- I wonder if there's a more compelling approach to the moment when the borders are closed? Like, you show Marta discovering that she's pregnant and she's off to tell Albert, and Albert's mother has died and he's off to tell Marta and they both discover that the wall's closed? Or something. I was considering other possibilities, and it might be worth exploring other possibly more compelling ways to punctuate that moment with as much emotion as possible?
- I also wonder if Vassily should reappear in Albert's life somewhere else later in the story? Perhaps Albert drills him for information about the wall, about how long this will last, about ways to get through, etc?

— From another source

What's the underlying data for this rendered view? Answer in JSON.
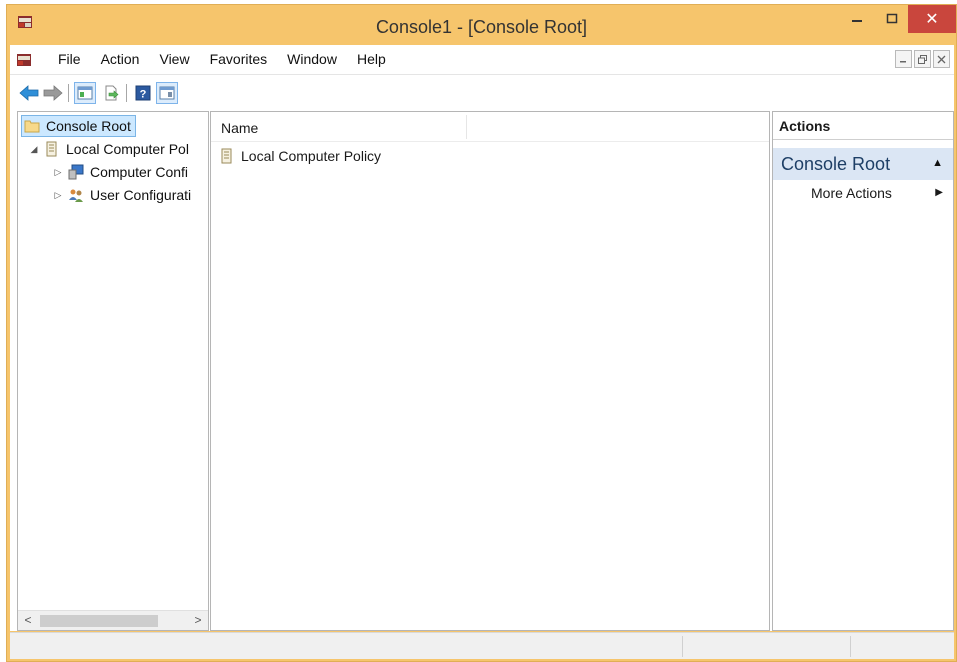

- I had another thought. What if... we are looking through Albert's telescope. It's Albert's POV. And we watch Marta do something, perhaps give birth, and there are overcast skies. It's about to rain, and something emotional happens with Marta and suddenly... the image grows blurrier and blurrier. But it's not because of the rain. We cut back to Albert's apartment and we realize the image grew blurry because of Albert's tears. Hehehe... Just a thought.
- I may have missed this, but at some point, I thought about ways you could designs motifs with numbers and making connections with his number at the Ministry of Labor and like, the buoyancy calculations?
- I wonder if the military guys should run through the streets to follow Albert as he floats through Berlin and there's some creative way he escapes being captured? You could also play with languages. Like say, it's difficult for Albert and Marta to communicate verbally, and while they're separated Albert studies German so that when they're together, he speaks flawlessly to her and it's even good enough to escape capture from soldiers who question them?
In any case, this is such a great exercise, something every screenwriter should do at least once, including myself. But, of course, you can't do this without having studied this first, like Jennifer van Sijll's book, "Cinematic Storytelling," and perhaps studying cinema like the books of David Bordwell (he has a new one out "Poetics in Cinema," which I plan to read). One can also find inspiration in art and other movies. And this exercise makes me wonder how you'll elevate your other scripts and, for example, find visual ways to communicate ideas about Oppie's inner conflicts.
Great job, man.
Friday, November 09, 2007